Underground » Mining Technology and Production
Objectives: The objective of this project was to evaluate the use of ground probing radar (GPR) to identify the interface between coal and roof/floor material in order to establish a suitable shearer cutting horizon within the seam.
The project was conducted with Dartbrook Coal as an industry collaborator. At Dartbrook there is a specific need to identify the interface between the extracted floor and an underlying tuff layer so that the floor cutting horizon can be accurately set. A successful measurement system will have a significant impact on the quality of the run of mine product.
Experimental Program: Initial proof-of concept underground tests were carried out at Dartbrook using laboratory prototype GPR equipment developed by CSIRO and the results were encouraging. The remainder of the project was concerned with refining the GPR hardware and mounting it in suitable enclosures so that its performance could be assessed on longwall equipment at the face under operating conditions in a hazardous zone.
The final experimental system consisted of a flameproof enclosure mounted on the shearer containing processing and display equipment and a second, non-metallic flameproof enclosure containing the radar antennas and electronics attached to the first by a 20m umbilical cord. This permitted floor coal measurements to be made in the area immediately around the shearer.
Main Findings: Using the laboratory prototype equipment, the tuff layer at Dartbrook could be clearly observed through floor coal ranging in thickness from zero to >200mm, so the applicability of GPR to coal thickness measurement was successfully established. However, more general applicability depends on site conditions, particularly electrical properties of the surrounding strata.
Suitable GPR hardware was developed to measure floor coal thickness on operating longwall equipment. This development is not suitable for long term usage in a production environment. The excemption required to fit ehe GPR did not permit the system to be used during production so that only a small floor area was available for profiling.
Recommendations: Further work is necessary using the existing system to show that GPR can be used to profile floor coal thickness over an extended area. This will require an extension of the system approval to allow operation during production and a further experimental program of data collection.
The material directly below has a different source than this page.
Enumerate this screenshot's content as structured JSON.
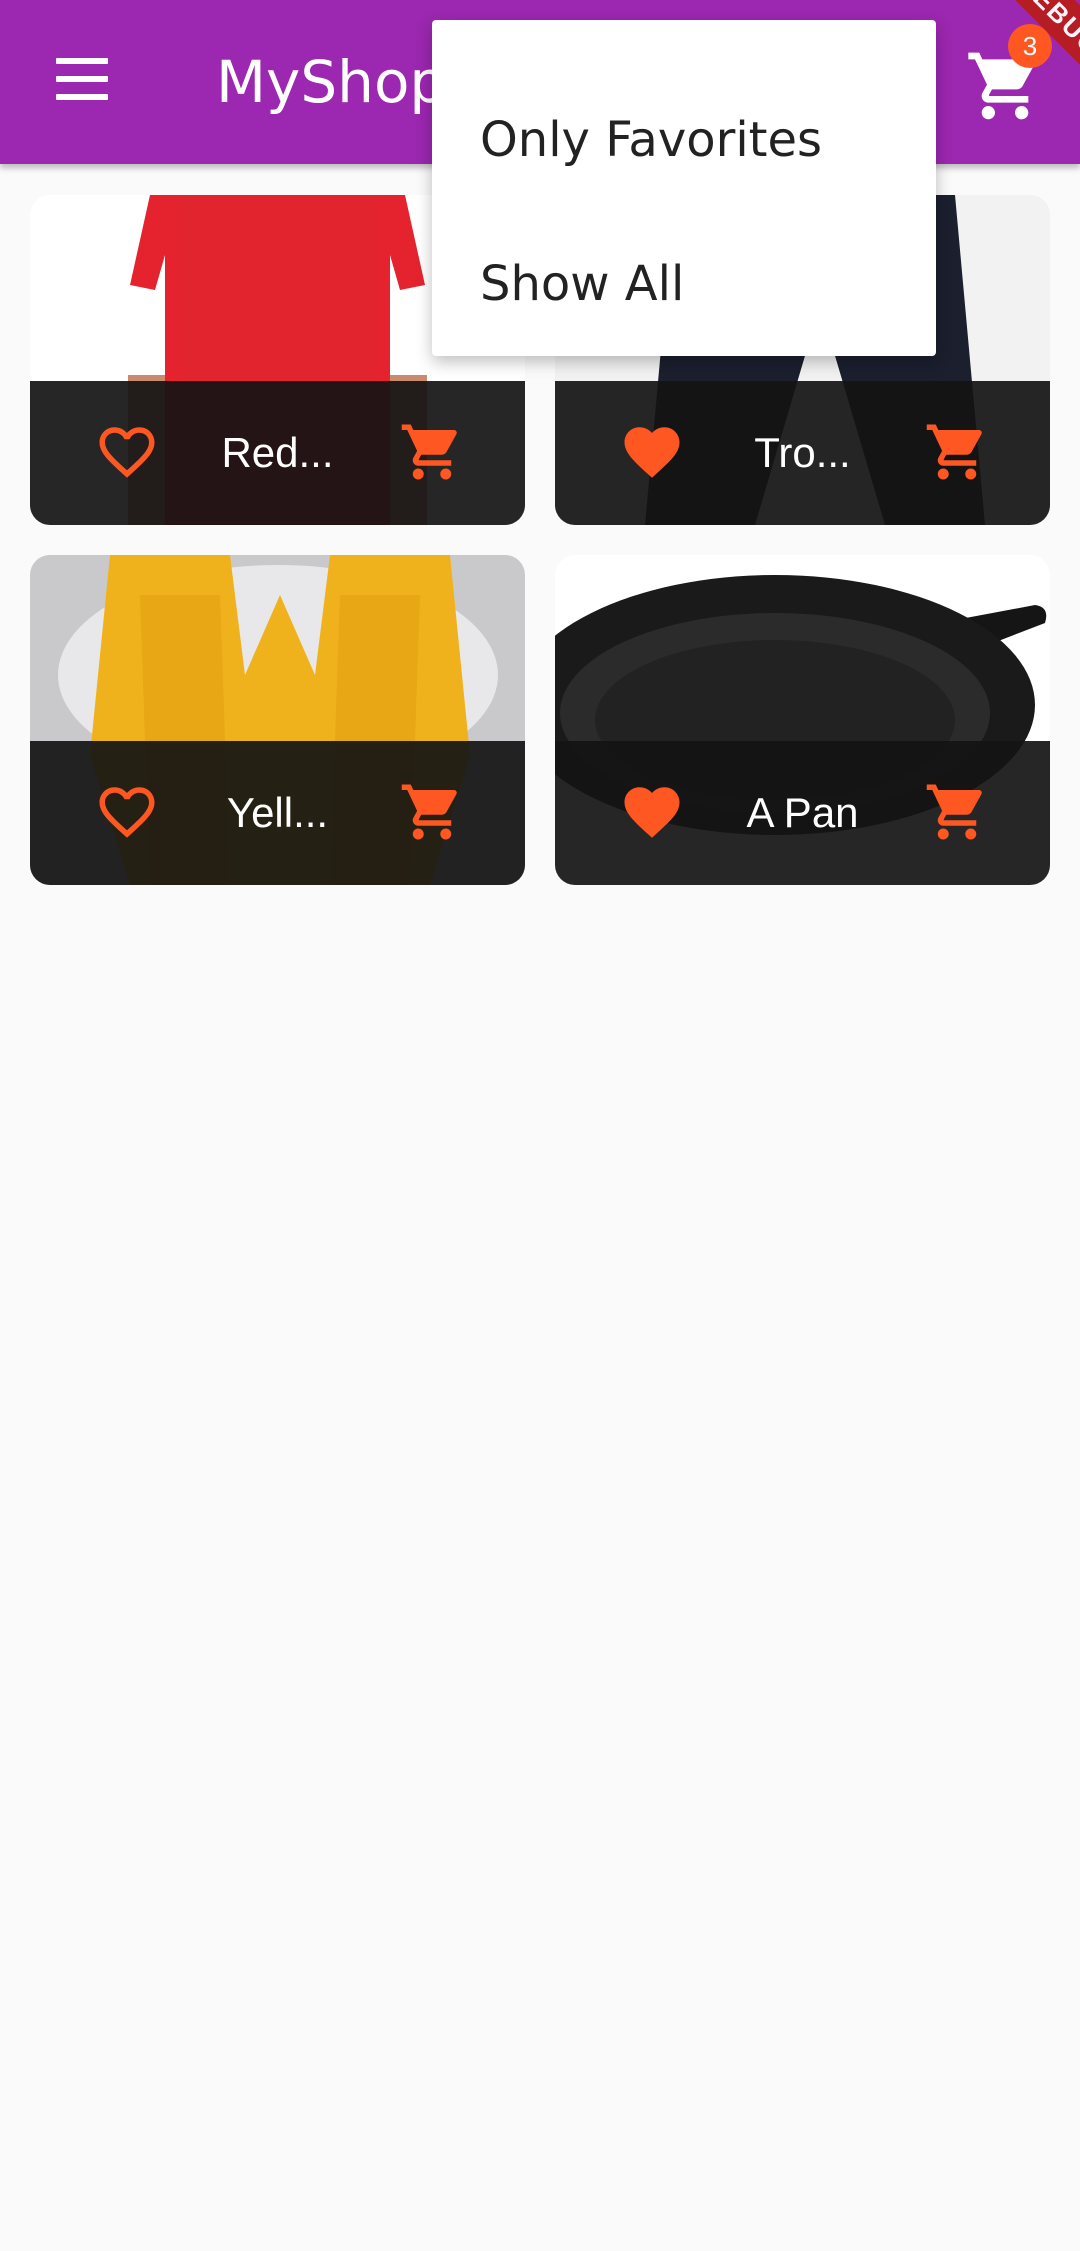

In the longer term attention should be given to producing an automated system. The best position for the coal thickness sensing system from a control point of view would be on the shearer behind the trailing drum, resting on the newly uncovered floor. Unfortunately this presents virtually insurmountable difficulties from an engineering and maintenance point of view. A more practical solution would be to set up an array of fixed GPR sensors across the face on the AFC structure. This would allow probing of a smoother section of floor. The information would require more processing before it could be used for on-line control of the shearer.